[Data records for software interfaces]
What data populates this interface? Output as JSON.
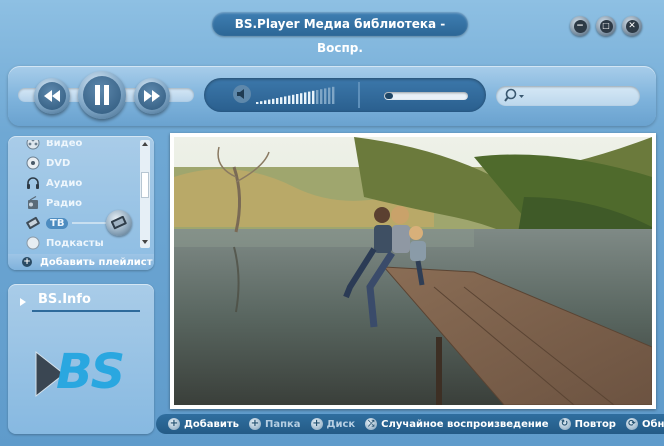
{
  "window": {
    "title": "BS.Player Медиа библиотека - Воспр.",
    "minimize_glyph": "−",
    "maximize_glyph": "□",
    "close_glyph": "✕"
  },
  "player": {
    "volume_level": 0.75,
    "progress_level": 0.1,
    "search_placeholder": ""
  },
  "library": {
    "items": [
      {
        "label": "Видео",
        "icon": "video-icon"
      },
      {
        "label": "DVD",
        "icon": "dvd-icon"
      },
      {
        "label": "Аудио",
        "icon": "headphones-icon"
      },
      {
        "label": "Радио",
        "icon": "radio-icon"
      },
      {
        "label": "ТВ",
        "icon": "tv-icon"
      },
      {
        "label": "Подкасты",
        "icon": "podcast-icon"
      }
    ],
    "add_playlist": "Добавить плейлист"
  },
  "info": {
    "title": "BS.Info",
    "logo_text": "BS"
  },
  "bottombar": {
    "add": "Добавить",
    "folder": "Папка",
    "disc": "Диск",
    "shuffle": "Случайное воспроизведение",
    "repeat": "Повтор",
    "refresh": "Обновить"
  },
  "colors": {
    "accent": "#2a6a9c",
    "logo_blue": "#2aa7e0"
  }
}
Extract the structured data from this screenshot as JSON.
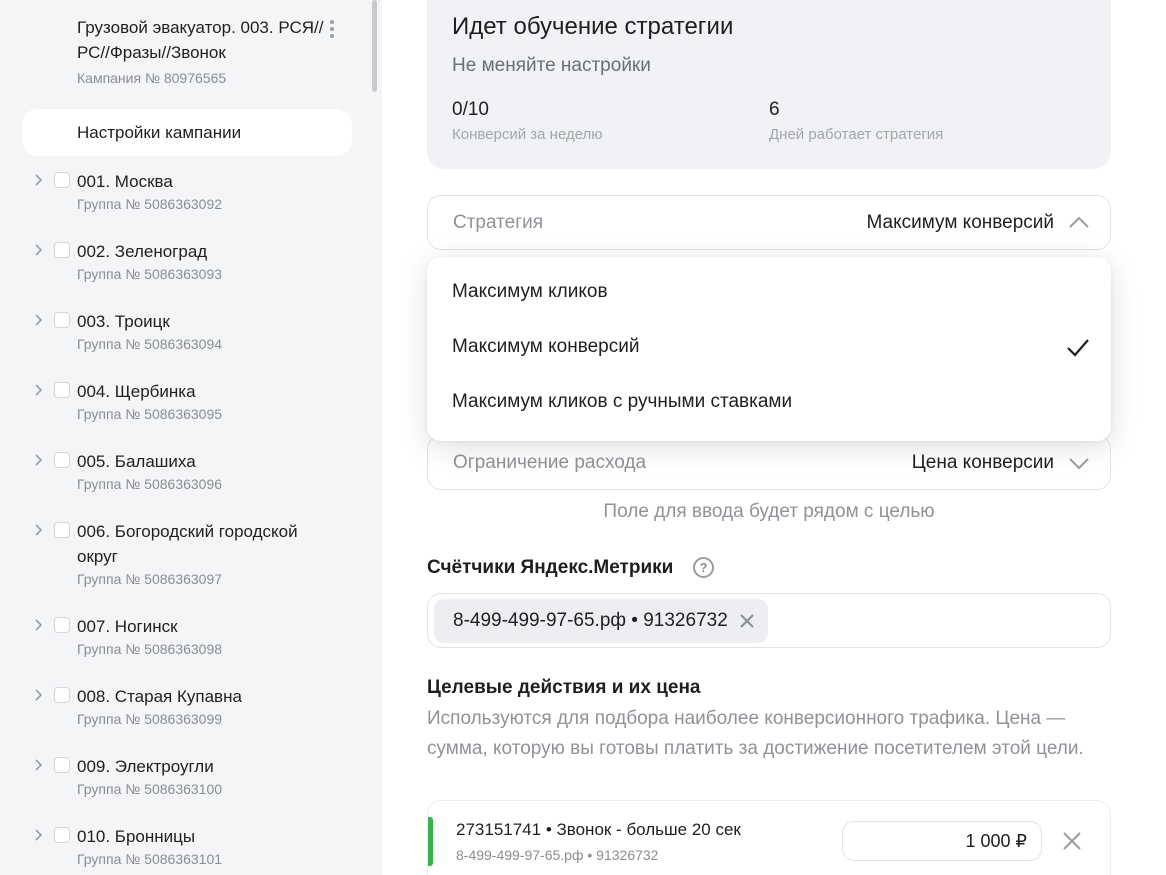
{
  "sidebar": {
    "campaign_title": "Грузовой эвакуатор. 003. РСЯ//РС//Фразы//Звонок",
    "campaign_id": "Кампания № 80976565",
    "settings_label": "Настройки кампании",
    "groups": [
      {
        "name": "001. Москва",
        "id": "Группа № 5086363092"
      },
      {
        "name": "002. Зеленоград",
        "id": "Группа № 5086363093"
      },
      {
        "name": "003. Троицк",
        "id": "Группа № 5086363094"
      },
      {
        "name": "004. Щербинка",
        "id": "Группа № 5086363095"
      },
      {
        "name": "005. Балашиха",
        "id": "Группа № 5086363096"
      },
      {
        "name": "006. Богородский городской округ",
        "id": "Группа № 5086363097"
      },
      {
        "name": "007. Ногинск",
        "id": "Группа № 5086363098"
      },
      {
        "name": "008. Старая Купавна",
        "id": "Группа № 5086363099"
      },
      {
        "name": "009. Электроугли",
        "id": "Группа № 5086363100"
      },
      {
        "name": "010. Бронницы",
        "id": "Группа № 5086363101"
      }
    ]
  },
  "learning": {
    "title": "Идет обучение стратегии",
    "subtitle": "Не меняйте настройки",
    "conversions_value": "0/10",
    "conversions_label": "Конверсий за неделю",
    "days_value": "6",
    "days_label": "Дней работает стратегия"
  },
  "strategy": {
    "label": "Стратегия",
    "value": "Максимум конверсий",
    "options": [
      "Максимум кликов",
      "Максимум конверсий",
      "Максимум кликов с ручными ставками"
    ],
    "selected_index": 1
  },
  "spend_limit": {
    "label": "Ограничение расхода",
    "value": "Цена конверсии"
  },
  "hint": "Поле для ввода будет рядом с целью",
  "metrika": {
    "title": "Счётчики Яндекс.Метрики",
    "help": "?",
    "chip": "8-499-499-97-65.рф • 91326732"
  },
  "goals": {
    "title": "Целевые действия и их цена",
    "description": "Используются для подбора наиболее конверсионного трафика. Цена — сумма, которую вы готовы платить за достижение посетителем этой цели.",
    "items": [
      {
        "name": "273151741 • Звонок - больше 20 сек",
        "source": "8-499-499-97-65.рф • 91326732",
        "price": "1 000 ₽"
      }
    ]
  },
  "colors": {
    "accent_green": "#37b24d",
    "sidebar_bg": "#f4f5f7",
    "card_bg": "#f1f2f5"
  }
}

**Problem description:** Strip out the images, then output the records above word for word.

**Answer to the problem:**
What data populates this interface? Output as JSON.
{
  "window": {
    "title": "BS.Player Медиа библиотека - Воспр.",
    "minimize_glyph": "−",
    "maximize_glyph": "□",
    "close_glyph": "✕"
  },
  "player": {
    "volume_level": 0.75,
    "progress_level": 0.1,
    "search_placeholder": ""
  },
  "library": {
    "items": [
      {
        "label": "Видео",
        "icon": "video-icon"
      },
      {
        "label": "DVD",
        "icon": "dvd-icon"
      },
      {
        "label": "Аудио",
        "icon": "headphones-icon"
      },
      {
        "label": "Радио",
        "icon": "radio-icon"
      },
      {
        "label": "ТВ",
        "icon": "tv-icon"
      },
      {
        "label": "Подкасты",
        "icon": "podcast-icon"
      }
    ],
    "add_playlist": "Добавить плейлист"
  },
  "info": {
    "title": "BS.Info",
    "logo_text": "BS"
  },
  "bottombar": {
    "add": "Добавить",
    "folder": "Папка",
    "disc": "Диск",
    "shuffle": "Случайное воспроизведение",
    "repeat": "Повтор",
    "refresh": "Обновить"
  },
  "colors": {
    "accent": "#2a6a9c",
    "logo_blue": "#2aa7e0"
  }
}
Extract the structured data from this screenshot as JSON.
{
  "sidebar": {
    "campaign_title": "Грузовой эвакуатор. 003. РСЯ//РС//Фразы//Звонок",
    "campaign_id": "Кампания № 80976565",
    "settings_label": "Настройки кампании",
    "groups": [
      {
        "name": "001. Москва",
        "id": "Группа № 5086363092"
      },
      {
        "name": "002. Зеленоград",
        "id": "Группа № 5086363093"
      },
      {
        "name": "003. Троицк",
        "id": "Группа № 5086363094"
      },
      {
        "name": "004. Щербинка",
        "id": "Группа № 5086363095"
      },
      {
        "name": "005. Балашиха",
        "id": "Группа № 5086363096"
      },
      {
        "name": "006. Богородский городской округ",
        "id": "Группа № 5086363097"
      },
      {
        "name": "007. Ногинск",
        "id": "Группа № 5086363098"
      },
      {
        "name": "008. Старая Купавна",
        "id": "Группа № 5086363099"
      },
      {
        "name": "009. Электроугли",
        "id": "Группа № 5086363100"
      },
      {
        "name": "010. Бронницы",
        "id": "Группа № 5086363101"
      }
    ]
  },
  "learning": {
    "title": "Идет обучение стратегии",
    "subtitle": "Не меняйте настройки",
    "conversions_value": "0/10",
    "conversions_label": "Конверсий за неделю",
    "days_value": "6",
    "days_label": "Дней работает стратегия"
  },
  "strategy": {
    "label": "Стратегия",
    "value": "Максимум конверсий",
    "options": [
      "Максимум кликов",
      "Максимум конверсий",
      "Максимум кликов с ручными ставками"
    ],
    "selected_index": 1
  },
  "spend_limit": {
    "label": "Ограничение расхода",
    "value": "Цена конверсии"
  },
  "hint": "Поле для ввода будет рядом с целью",
  "metrika": {
    "title": "Счётчики Яндекс.Метрики",
    "help": "?",
    "chip": "8-499-499-97-65.рф • 91326732"
  },
  "goals": {
    "title": "Целевые действия и их цена",
    "description": "Используются для подбора наиболее конверсионного трафика. Цена — сумма, которую вы готовы платить за достижение посетителем этой цели.",
    "items": [
      {
        "name": "273151741 • Звонок - больше 20 сек",
        "source": "8-499-499-97-65.рф • 91326732",
        "price": "1 000 ₽"
      }
    ]
  },
  "colors": {
    "accent_green": "#37b24d",
    "sidebar_bg": "#f4f5f7",
    "card_bg": "#f1f2f5"
  }
}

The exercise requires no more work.